How Long Does it Take to Get Sober?
As of 2009, nearly 24 million people are suffering from drug or alcohol abuse. Among this group, only two million are
receiving treatment. With the first part of this treatment being detox, it is clear that we have a long way to go. Call now to get your process started.
Getting sober can be a very difficult process for an addict. Alcohol and drugs often serve as an escape from the real world for someone who is suffering. These substances either make people forget about problems for a while or help them handle them better. It’s hard to imagine your life without addictions once it becomes a habit, but it’s not impossible. There is life after addiction, and no matter when you decide to quit, you can get the support you need.
People always wonder how long this process takes, maybe in a rush to get rid of the habit or in a rush to recover the lives they’ve lost once the addiction took over. You can reap benefits not long after quitting the addiction. But let’s find out what the process involves.

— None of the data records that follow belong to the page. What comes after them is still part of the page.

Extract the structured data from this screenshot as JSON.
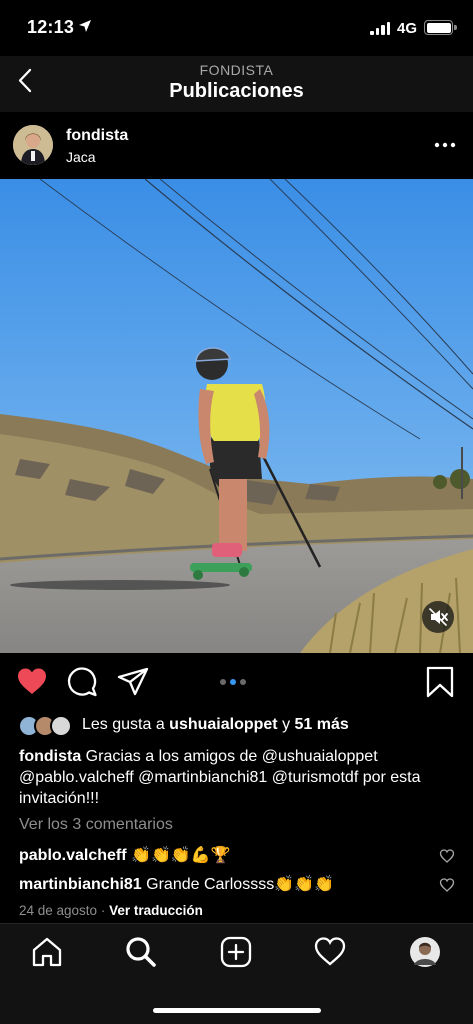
{
  "status_bar": {
    "time": "12:13",
    "network": "4G",
    "battery_percent": 100
  },
  "nav": {
    "subtitle": "FONDISTA",
    "title": "Publicaciones"
  },
  "post": {
    "username": "fondista",
    "location": "Jaca",
    "liked": true,
    "carousel": {
      "count": 3,
      "active_index": 1
    },
    "likes": {
      "prefix": "Les gusta a ",
      "first_user": "ushuaialoppet",
      "joiner": " y ",
      "others": "51 más"
    },
    "caption": {
      "author": "fondista",
      "text": "Gracias a los amigos de @ushuaialoppet @pablo.valcheff @martinbianchi81 @turismotdf por esta invitación!!!"
    },
    "view_comments": "Ver los 3 comentarios",
    "comments": [
      {
        "user": "pablo.valcheff",
        "text": "👏👏👏💪🏆"
      },
      {
        "user": "martinbianchi81",
        "text": "Grande Carlossss👏👏👏"
      }
    ],
    "date": "24 de agosto",
    "separator": "·",
    "translate_label": "Ver traducción"
  },
  "icons": {
    "back": "chevron-left-icon",
    "more": "more-dots-icon",
    "like": "heart-icon",
    "comment": "comment-icon",
    "share": "send-icon",
    "save": "bookmark-icon",
    "mute": "speaker-muted-icon",
    "home": "home-icon",
    "search": "search-icon",
    "create": "add-post-icon",
    "activity": "heart-outline-icon",
    "profile": "profile-avatar"
  },
  "colors": {
    "like_red": "#ed4956",
    "active_dot": "#3897f0",
    "background": "#000000",
    "header_bg": "#121212"
  }
}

What Is Getting Sober?
The word “sober” is thrown around a lot, and it can mean many things. But in essence, the word is mostly used in connection with alcohol. When someone is drunk, their mind is not 100% capable of comprehending things. It has been impaired, and the individual cannot properly make judgments.
Sober is the opposite of drunk or under the influence of drugs. As such, getting sober refers to not being drunk or under drug influence. The effect of the substance has worn off, and the individual has achieved a clear state of mind. Getting sober means getting clean and giving up on the harmful substances that have already become a habit.

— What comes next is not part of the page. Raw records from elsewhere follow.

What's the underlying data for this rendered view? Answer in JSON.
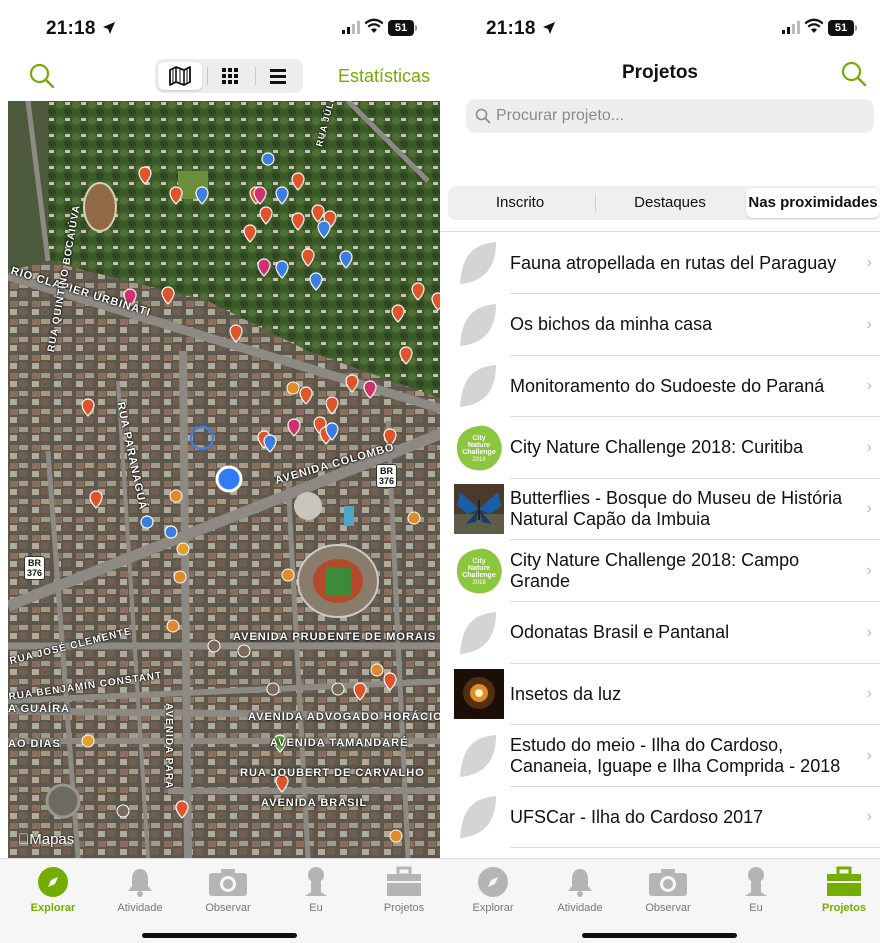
{
  "status_left": {
    "time": "21:18",
    "battery": "51"
  },
  "status_right": {
    "time": "21:18",
    "battery": "51"
  },
  "explore": {
    "view_modes": [
      "map-icon",
      "grid-icon",
      "list-icon"
    ],
    "active_view": "map",
    "stats_label": "Estatísticas",
    "map": {
      "credit": "Mapas",
      "roads": [
        "AVENIDA COLOMBO",
        "RUA PARANAGUÁ",
        "RIO CLAPIER URBINATI",
        "AVENIDA PRUDENTE DE MORAIS",
        "AVENIDA ADVOGADO HORÁCIO",
        "AVENIDA TAMANDARÉ",
        "RUA JOUBERT DE CARVALHO",
        "AVENIDA BRASIL",
        "RUA QUINTINO BOCAIÚVA",
        "RUA BENJAMIN CONSTANT",
        "RUA JOSÉ CLEMENTE",
        "A GUAÍRA",
        "AO DIAS",
        "RUA JÚLIO FAVO",
        "AVENIDA PARA"
      ],
      "shields": [
        {
          "line1": "BR",
          "line2": "376"
        },
        {
          "line1": "BR",
          "line2": "376"
        }
      ]
    }
  },
  "tabs_left": [
    {
      "label": "Explorar",
      "icon": "compass-icon",
      "active": true
    },
    {
      "label": "Atividade",
      "icon": "bell-icon",
      "active": false
    },
    {
      "label": "Observar",
      "icon": "camera-icon",
      "active": false
    },
    {
      "label": "Eu",
      "icon": "person-icon",
      "active": false
    },
    {
      "label": "Projetos",
      "icon": "briefcase-icon",
      "active": false
    }
  ],
  "projects": {
    "title": "Projetos",
    "search_placeholder": "Procurar projeto...",
    "tabs": [
      "Inscrito",
      "Destaques",
      "Nas proximidades"
    ],
    "active_tab": "Nas proximidades",
    "items": [
      {
        "title": "Fauna atropellada en rutas del Paraguay",
        "thumb": "leaf"
      },
      {
        "title": "Os bichos da minha casa",
        "thumb": "leaf"
      },
      {
        "title": "Monitoramento do Sudoeste do Paraná",
        "thumb": "leaf"
      },
      {
        "title": "City Nature Challenge 2018: Curitiba",
        "thumb": "cnc"
      },
      {
        "title": "Butterflies - Bosque do Museu de História Natural Capão da Imbuia",
        "thumb": "butterfly"
      },
      {
        "title": "City Nature Challenge 2018: Campo Grande",
        "thumb": "cnc"
      },
      {
        "title": "Odonatas Brasil e Pantanal",
        "thumb": "leaf"
      },
      {
        "title": "Insetos da luz",
        "thumb": "light"
      },
      {
        "title": "Estudo do meio - Ilha do Cardoso, Cananeia, Iguape e Ilha Comprida - 2018",
        "thumb": "leaf"
      },
      {
        "title": "UFSCar - Ilha do Cardoso 2017",
        "thumb": "leaf"
      }
    ],
    "cnc_badge": {
      "line1": "City",
      "line2": "Nature",
      "line3": "Challenge",
      "line4": "2018"
    }
  },
  "tabs_right": [
    {
      "label": "Explorar",
      "icon": "compass-icon",
      "active": false
    },
    {
      "label": "Atividade",
      "icon": "bell-icon",
      "active": false
    },
    {
      "label": "Observar",
      "icon": "camera-icon",
      "active": false
    },
    {
      "label": "Eu",
      "icon": "person-icon",
      "active": false
    },
    {
      "label": "Projetos",
      "icon": "briefcase-icon",
      "active": true
    }
  ],
  "colors": {
    "accent": "#74ac00",
    "pin_orange": "#e0542a",
    "pin_magenta": "#d1306e",
    "pin_blue": "#3b7de0",
    "pin_green": "#6bb33a"
  }
}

You can achieve sobriety if you work hard enough for it, and for some people, this means going to a rehab center. They may also decide to spend some time in a sober living home once they undergo treatment. After achieving sobriety, they can go back to their normal lives, find new ways to cope with their struggles, and be able to think clearly again, without alcohol or drugs impairing their judgment.
What is the Timeline for Getting Sober?
Every person is different, and their journey towards sobriety is unique. There is a typical timeline for getting sober, though, and in every step along the way, the former addict feels differently.
The First Week
Getting started is the hardest part, and the initial stage that follows is even harder. After years of abusing a substance, your body is used to it as a connection was formed. Once you are dealing with different feelings, substance abuse is your go-to coping mechanism. Suddenly cutting it off will bring some side effects along. They include seizures, headaches, anxiety, insomnia, nausea, vomiting, hot flashes, and/or chills. Some cases also include delirium tremens and even the Wernicke-Korsakoff syndrome. Since the brain was affected by the substance you abused, you may end up dealing with confusion and hallucinations while the body adjusts to surviving without alcohol or drugs. When you’re part of a detox program, you will receive help to manage the side effects of alcohol and drug withdrawal.
2-4 Weeks Without Alcohol
Once the first stage is over, the addict moves to the second stage, which is not as severe as the first one. At this point, your body has started to adjust to living without abusing any substance. However, this should not be mistaken for a lack of connection between the brain and the substance. Mental health and alcohol or drugs will still be connected, meaning there will still be some lingering effects that you will experience. Depression and/or anxiety may be present, and mood swings may make their presence known too. You will also feel a lack of energy. This is a time of healing, and even if the symptoms are difficult to handle, they happen for a reason. The body is trying to adjust and become healthier.
After a month, your body will have made a lot of progress in the healing process. Physical health is improved, and mental health is better too. During this period, you will be able to notice the improvements in your mental health. The sleep quality is better and the ability to focus will be improved as well. The temptation to drink or abuse drugs will not be gone, though.
Once you reach three months without alcohol or drugs, your body will be in an even better condition. The worst had passed. There may still be a few mental health issues like depression or moments of anger, but they will be less frequent. But during this stage, many think they can control triggers now, when that may not be the case.
Being sober is becoming the norm, and the new coping mechanisms are habits at this point. The vulnerability is still there, though.
Once a year has passed, your risk of relapse is significantly lower. You may notice you’ve lost weight too. You are at a lower risk of developing cancer, and your liver should work normally now. The brain is recovering as well.
How Long Does The Process Usually Take?
Everyone is different, and the path to getting sober may be longer for some and shorter for others. It all depends on your determination and circumstances. Some people end up relapsing, and they have to start all over, which makes the recovery process longer.
It can take months and even years for someone to get fully sober. Some factors that influence the process include how long the person has been drinking or taking drugs, how much of the substance they tend to consume, their age or sex, and whether they have mental or physical health problems at the same time.
Getting Clean for Good
Getting sober for good is possible if you get professional help. There is nothing to be ashamed of because you are not alone in this battle. You can get professional support and guidance, as well as treatment. You can start a life of recovery once you reach out to someone for help.
You can stay in a rehab center for a while, and treatment can continue after you’re out of rehab. While transitioning back to normal life, many addicts decide to stay in a sober living home. This increases the likelihood of staying off the harmful substance and continuing the recovery process.
So, what are you waiting for? Start your recovery journey now! Get in contact with a professional and you can get sober with some dedication and hard work!